I could go on like this. “Touch of Evil” is not at the level of “Citizen Kane,” but it’s still an extremely hard movie to talk about without writing a dissertation. Politically, it comments on issues like border politics, the abuse of power, and race relations in a bold manner that feels more contemporary than ever. Stylistically, it is nearly as innovative as “Kane.” In particular, Welles’ ideas about sound, unused until the 1998 reconstruction, foreshadow the greater realism in the use of “source” music for films that Walter Murch and George Lucas honestly believed they were inventing with the groundbreaking sound design of “American Graffiti.” It also contains one of the most terrifying murder scenes in any pre-“Psycho” movie.

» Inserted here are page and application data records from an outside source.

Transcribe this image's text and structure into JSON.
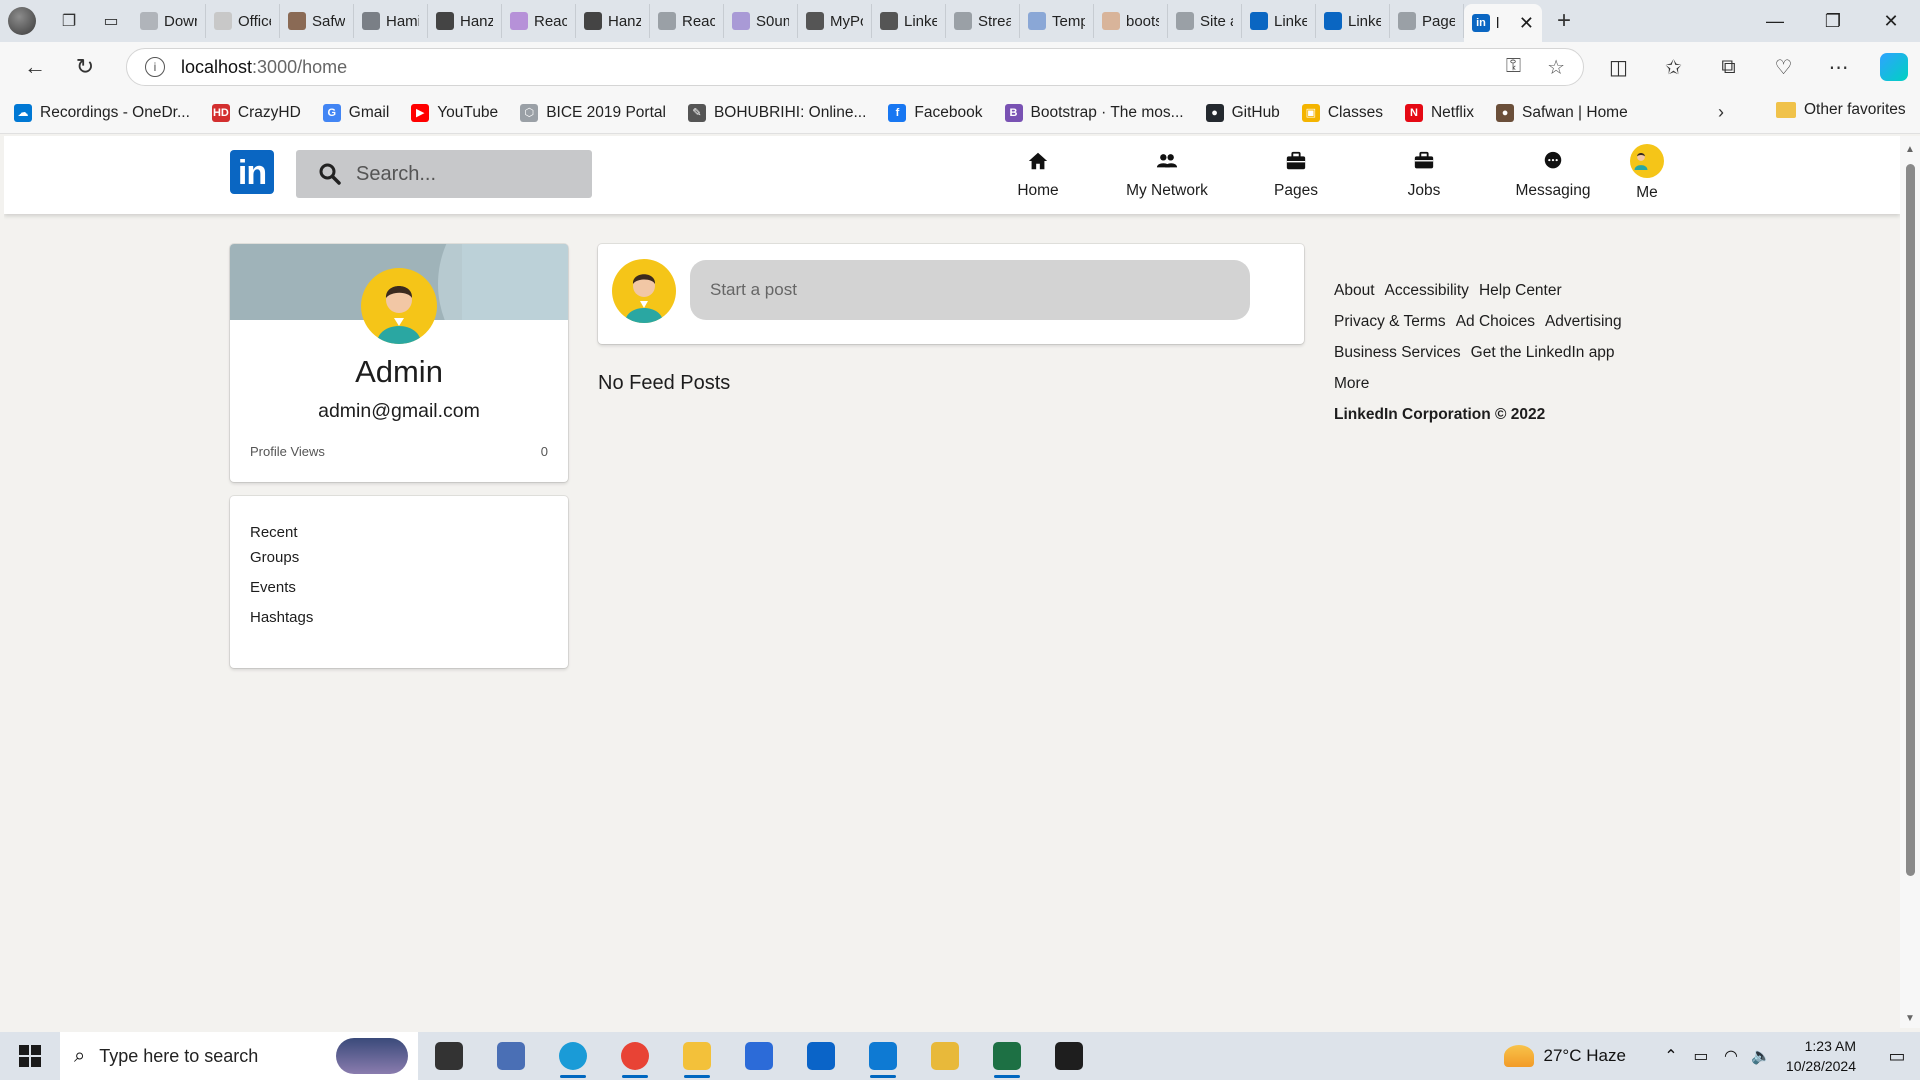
{
  "browser": {
    "tabs": [
      {
        "label": "Dowr",
        "icon": "gear-icon",
        "color": "#b0b4ba"
      },
      {
        "label": "Office",
        "icon": "document-icon",
        "color": "#c8c8c8"
      },
      {
        "label": "Safwa",
        "icon": "avatar-icon",
        "color": "#8a6a55"
      },
      {
        "label": "Hami",
        "icon": "w-icon",
        "color": "#7a7f86"
      },
      {
        "label": "Hanz",
        "icon": "code-icon",
        "color": "#444444"
      },
      {
        "label": "React",
        "icon": "v-icon",
        "color": "#b691d8"
      },
      {
        "label": "Hanz",
        "icon": "code-icon",
        "color": "#444444"
      },
      {
        "label": "React",
        "icon": "page-icon",
        "color": "#9aa0a6"
      },
      {
        "label": "S0um",
        "icon": "globe-icon",
        "color": "#a99ad6"
      },
      {
        "label": "MyPo",
        "icon": "github-icon",
        "color": "#555555"
      },
      {
        "label": "Linke",
        "icon": "github-icon",
        "color": "#555555"
      },
      {
        "label": "Strea",
        "icon": "page-icon",
        "color": "#9aa0a6"
      },
      {
        "label": "Temp",
        "icon": "search-icon",
        "color": "#8aa7d6"
      },
      {
        "label": "boots",
        "icon": "person-icon",
        "color": "#d8b49a"
      },
      {
        "label": "Site a",
        "icon": "page-icon",
        "color": "#9aa0a6"
      },
      {
        "label": "Linke",
        "icon": "linkedin-icon",
        "color": "#0a66c2"
      },
      {
        "label": "Linke",
        "icon": "linkedin-icon",
        "color": "#0a66c2"
      },
      {
        "label": "Page",
        "icon": "page-icon",
        "color": "#9aa0a6"
      }
    ],
    "active_tab": {
      "label": "l",
      "icon": "linkedin-icon"
    },
    "url_host": "localhost",
    "url_path": ":3000/home",
    "bookmarks": [
      {
        "label": "Recordings - OneDr...",
        "icon": "onedrive-icon",
        "color": "#0078d4",
        "glyph": "☁"
      },
      {
        "label": "CrazyHD",
        "icon": "hd-icon",
        "color": "#d32f2f",
        "glyph": "HD"
      },
      {
        "label": "Gmail",
        "icon": "google-icon",
        "color": "#4285f4",
        "glyph": "G"
      },
      {
        "label": "YouTube",
        "icon": "youtube-icon",
        "color": "#ff0000",
        "glyph": "▶"
      },
      {
        "label": "BICE 2019 Portal",
        "icon": "hexagon-icon",
        "color": "#9aa0a6",
        "glyph": "⬡"
      },
      {
        "label": "BOHUBRIHI: Online...",
        "icon": "pen-icon",
        "color": "#555555",
        "glyph": "✎"
      },
      {
        "label": "Facebook",
        "icon": "facebook-icon",
        "color": "#1877f2",
        "glyph": "f"
      },
      {
        "label": "Bootstrap · The mos...",
        "icon": "bootstrap-icon",
        "color": "#7952b3",
        "glyph": "B"
      },
      {
        "label": "GitHub",
        "icon": "github-icon",
        "color": "#24292f",
        "glyph": "●"
      },
      {
        "label": "Classes",
        "icon": "classroom-icon",
        "color": "#f4b400",
        "glyph": "▣"
      },
      {
        "label": "Netflix",
        "icon": "netflix-icon",
        "color": "#e50914",
        "glyph": "N"
      },
      {
        "label": "Safwan | Home",
        "icon": "avatar-icon",
        "color": "#6b4f3a",
        "glyph": "●"
      }
    ],
    "other_favorites": "Other favorites"
  },
  "header": {
    "logo": "in",
    "search_placeholder": "Search...",
    "nav": [
      {
        "label": "Home",
        "icon": "home-icon"
      },
      {
        "label": "My Network",
        "icon": "network-icon"
      },
      {
        "label": "Pages",
        "icon": "briefcase-icon"
      },
      {
        "label": "Jobs",
        "icon": "jobs-icon"
      },
      {
        "label": "Messaging",
        "icon": "messaging-icon"
      },
      {
        "label": "Me",
        "icon": "avatar-icon"
      }
    ]
  },
  "profile": {
    "name": "Admin",
    "email": "admin@gmail.com",
    "views_label": "Profile Views",
    "views_value": "0"
  },
  "sidebar": {
    "items": [
      "Recent",
      "Groups",
      "Events",
      "Hashtags"
    ]
  },
  "feed": {
    "post_placeholder": "Start a post",
    "empty_text": "No Feed Posts"
  },
  "footer": {
    "rows": [
      [
        "About",
        "Accessibility",
        "Help Center"
      ],
      [
        "Privacy & Terms",
        "Ad Choices",
        "Advertising"
      ],
      [
        "Business Services",
        "Get the LinkedIn app"
      ],
      [
        "More"
      ]
    ],
    "corporation": "LinkedIn Corporation © 2022"
  },
  "taskbar": {
    "search_placeholder": "Type here to search",
    "apps": [
      {
        "name": "task-view",
        "color": "#333333"
      },
      {
        "name": "file-app",
        "color": "#4a6fb5"
      },
      {
        "name": "edge",
        "color": "#1a9bd7"
      },
      {
        "name": "chrome",
        "color": "#e84335"
      },
      {
        "name": "file-explorer",
        "color": "#f3c13a"
      },
      {
        "name": "store",
        "color": "#2c6bd8"
      },
      {
        "name": "outlook",
        "color": "#0a64c8"
      },
      {
        "name": "vscode",
        "color": "#0e7ad3"
      },
      {
        "name": "paint",
        "color": "#e8b93a"
      },
      {
        "name": "excel",
        "color": "#1d7044"
      },
      {
        "name": "terminal",
        "color": "#1e1e1e"
      }
    ],
    "weather": "27°C  Haze",
    "time": "1:23 AM",
    "date": "10/28/2024"
  }
}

Still, all you really need to know about “Touch of Evil” in its present form is that it’s an off-kilter but constantly fascinating entertainment that still has the power to disturb and delight. An imperfect film with minor minuses and great pluses, it stays with you. If you’re anything like me, you’ll find yourself thinking about it at odd times – whether you want to or not.
50th Anniversary Two-Disc DVD Review:

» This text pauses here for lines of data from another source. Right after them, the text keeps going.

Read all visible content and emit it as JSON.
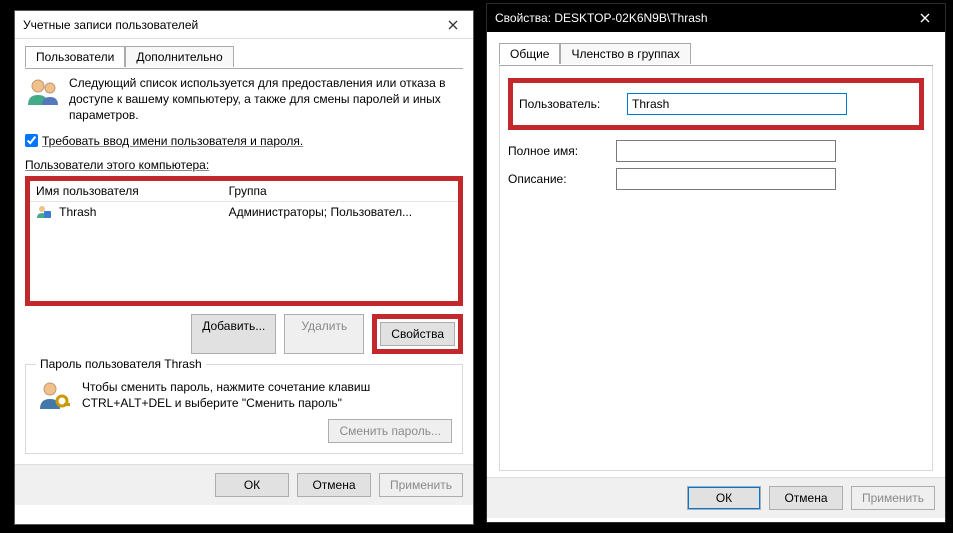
{
  "left": {
    "title": "Учетные записи пользователей",
    "tabs": {
      "users": "Пользователи",
      "advanced": "Дополнительно"
    },
    "description": "Следующий список используется для предоставления или отказа в доступе к вашему компьютеру, а также для смены паролей и иных параметров.",
    "require_label": "Требовать ввод имени пользователя и пароля.",
    "require_checked": true,
    "list_label": "Пользователи этого компьютера:",
    "columns": {
      "user": "Имя пользователя",
      "group": "Группа"
    },
    "rows": [
      {
        "user": "Thrash",
        "group": "Администраторы; Пользовател..."
      }
    ],
    "buttons": {
      "add": "Добавить...",
      "remove": "Удалить",
      "properties": "Свойства"
    },
    "pw_legend": "Пароль пользователя Thrash",
    "pw_text": "Чтобы сменить пароль, нажмите сочетание клавиш CTRL+ALT+DEL и выберите \"Сменить пароль\"",
    "pw_button": "Сменить пароль...",
    "footer": {
      "ok": "ОК",
      "cancel": "Отмена",
      "apply": "Применить"
    }
  },
  "right": {
    "title": "Свойства: DESKTOP-02K6N9B\\Thrash",
    "tabs": {
      "general": "Общие",
      "membership": "Членство в группах"
    },
    "fields": {
      "user_label": "Пользователь:",
      "user_value": "Thrash",
      "fullname_label": "Полное имя:",
      "fullname_value": "",
      "desc_label": "Описание:",
      "desc_value": ""
    },
    "footer": {
      "ok": "ОК",
      "cancel": "Отмена",
      "apply": "Применить"
    }
  }
}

Although a lot of this material has been available before, Universal deserves credit for bringing all of it together with some strong new additions for this 50th anniversary edition. An ideal gift for cinegeeks with lots of free time, the disc includes all three extant cuts of “Touch of Evil.” This makes for five and a quarter hours of compare and contrast fun, which true compulsives can use in conjunction with the famed 58-page production memo, also included (large type on small pages, fortunately). An entertaining featurette-length documentary from the 1998 includes interviews with Charlton Heston and Janet Leigh, as well as superfan restoration producer Rick Schmidlin, director/actor Peter Bogdanovich (never very far from any Welles-related project), critic Jonathan Rosenbaum, George Lucas and others.

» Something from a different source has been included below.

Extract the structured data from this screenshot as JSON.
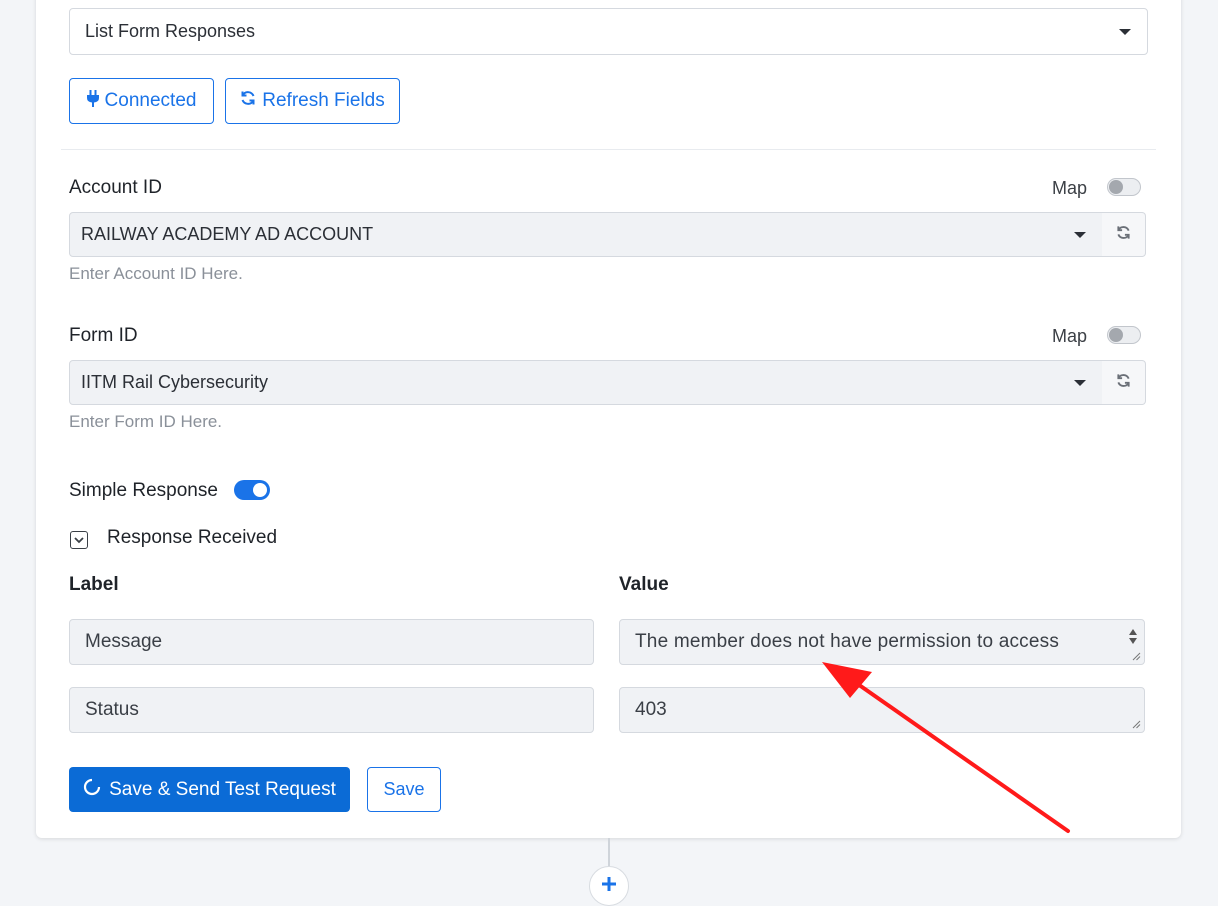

And then there are the four commentaries included with all three cuts: A 1998 recording with a star-struck Rick Schmidlin chatting up Heston and Leigh (both now sadly deceased); a cineaste film-crit fest (fun if you’re into that stuff) with Rosenbaum and fellow Wellesian scholar James Naremore; a sometimes florid analytic commentary from Welles-worshipping film critic and screenwriter F.X. Feeney; and, my favorite, a sincere and good-hearted 2008 reminiscence on the film’s reconstruction with Rick Schmidlin. Schmidlin has made more than 20 features, but he considers his work restoring “Touch of Evil” to be the career highlight of his life, and he speaks with sincere affection of the people he worked with on the project. You can’t fake that kind of dedication and love.